Marine Scotland - Licensing Operations Team is the regulator responsible for determining marine licence applications on behalf of the Scottish ministers in the Scottish inshore region (between 0 and 12 nautical miles) under the Marine (Scotland) Act 2010, and in the Scottish offshore region (between 12 and 200 nautical miles) under the Marine and Coastal Access Act 2009.
Marine licences are required for 'licensable marine activities' below mean high water spring tide level and in the waters of estuaries, rivers or channels, so far as the tide flows at mean high water spring tide.
It is not permitted to carry out a licensable marine activity except in accordance with a marine licence granted.
Examples of ‘licensable marine activities’
- construction of offshore renewable generating stations
- construction in/over the sea, or on/under the seabed (e.g. breakwaters, piers, land reclamation, submarine cables, outfalls, slipways, bridges, jetties, seaweed farms etc.)
- deposits in the sea or on/under the seabed (e.g. the deposit of dredged material at sea)
- beach replenishment
- finfish and shellfish farms - potential hazards to navigation only
- removal of substances and objects from the seabed
- deposit and use of explosives
In addition to a marine licence, projects and activities may require further approvals or consents, including:
European Protected Species and basking sharks
All cetacean species (whales, dolphins and porpoise) are European Protected Species. If any activity is likely to cause disturbance or injury to a European Protected Species, a licence is required to undertake the activity legally.
A licence may be granted to undertake such activities if certain strict criteria are met:
- there is a licensable purpose
- there are no satisfactory alternatives, and
- the actions authorised will not be detrimental to the maintenance of the population of the species concerned at favourable conservation status in their natural range
The licensing of Marine European Protected Species in Scotland is shared between several regulators depending on the purpose and location of the activity in question. For activities taking place within 12 nautical miles of the coast (the Scottish Territorial Sea), EPS are protected under The Conservation (Natural Habitats, &c.) Regulations 1994 (as amended). For commercial activities, including geophysical or seismic surveys (including those related to oil and gas), port and harbour developments and the installation of renewable energy devices Marine Scotland (on behalf of the Scottish ministers) is the licensing authority. For activities relating to scientific research or conservation, NatureScot is the licensing authority.

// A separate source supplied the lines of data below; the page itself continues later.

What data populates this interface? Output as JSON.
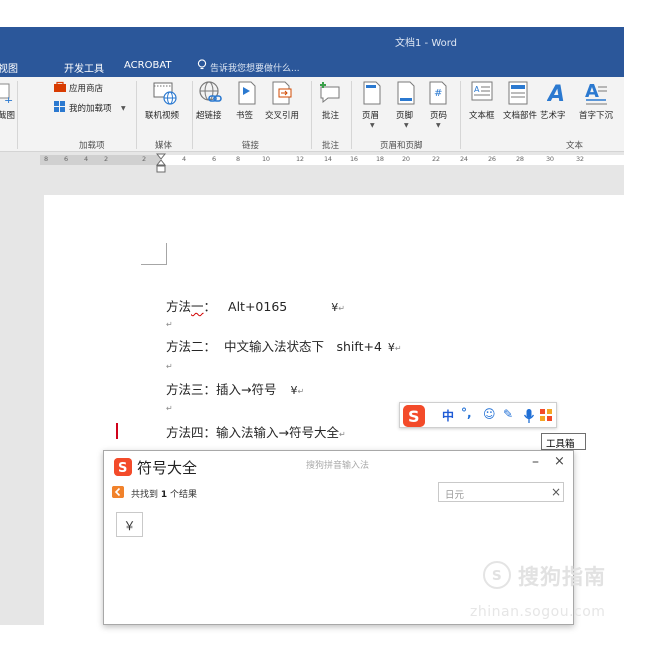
{
  "window": {
    "title": "文档1 - Word"
  },
  "menu": {
    "items": [
      "视图",
      "开发工具",
      "ACROBAT"
    ],
    "tell_me": "告诉我您想要做什么..."
  },
  "ribbon": {
    "partial_left": "截图",
    "addins": {
      "store": "应用商店",
      "my_addins": "我的加载项",
      "group": "加载项"
    },
    "media": {
      "online_video": "联机视频",
      "group": "媒体"
    },
    "links": {
      "hyperlink": "超链接",
      "bookmark": "书签",
      "cross_ref": "交叉引用",
      "group": "链接"
    },
    "comments": {
      "comment": "批注",
      "group": "批注"
    },
    "header_footer": {
      "header": "页眉",
      "footer": "页脚",
      "page_number": "页码",
      "group": "页眉和页脚"
    },
    "text": {
      "textbox": "文本框",
      "quick_parts": "文档部件",
      "wordart": "艺术字",
      "dropcap": "首字下沉",
      "group": "文本"
    }
  },
  "ruler": {
    "ticks": [
      "8",
      "6",
      "4",
      "2",
      "2",
      "4",
      "6",
      "8",
      "10",
      "12",
      "14",
      "16",
      "18",
      "20",
      "22",
      "24",
      "26",
      "28",
      "30",
      "32"
    ]
  },
  "document": {
    "lines": [
      {
        "label": "方法一：",
        "rest": "Alt+0165",
        "symbol": "¥"
      },
      {
        "label": "方法二：",
        "rest": "中文输入法状态下　shift+4",
        "symbol": "¥"
      },
      {
        "label": "方法三：",
        "rest": "插入→符号",
        "symbol": "¥"
      },
      {
        "label": "方法四：",
        "rest": "输入法输入→符号大全",
        "symbol": ""
      }
    ],
    "paragraph_mark": "↵"
  },
  "ime": {
    "buttons": [
      "中",
      "°,",
      "☺",
      "✎",
      "🎤",
      "▦"
    ],
    "tooltip": "工具箱"
  },
  "symbol_panel": {
    "title": "符号大全",
    "subtitle": "搜狗拼音输入法",
    "found_prefix": "共找到",
    "found_count": "1",
    "found_suffix": "个结果",
    "search_value": "日元",
    "result": "￥",
    "minimize": "–",
    "close": "×"
  },
  "watermark": {
    "text": "搜狗指南",
    "url": "zhinan.sogou.com"
  },
  "colors": {
    "word_blue": "#2b579a",
    "sogou_orange": "#f34b2a",
    "cursor_red": "#d0021b"
  }
}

For activities taking place in Scottish waters beyond 12nm (the Offshore Marine Area), EPS are protected under The Conservation of Offshore Marine Habitats and Species Regulations 2017. Marine Scotland (on behalf of the Scottish Ministers) is the licensing authority for all activities except those in relation to certain reserved matters (including oil and gas). Please contact us using the details below if you require further information in relation to this.
Additionally, if an activity taking place in the Scottish Territorial Sea is likely to cause to disturbance or injury to basking sharks (Cetorhinus maximus), a licence is required to undertake activity legally. Marine Scotland (on behalf of the Scottish Ministers) is the licensing authority for commercial activities under the Wildlife and Countryside Act 1981 (as amended). For activities relating to scientific research or conservation, NatureScot is the licensing authority.
The below forms are used for EPS licensing:
Making a representation on an application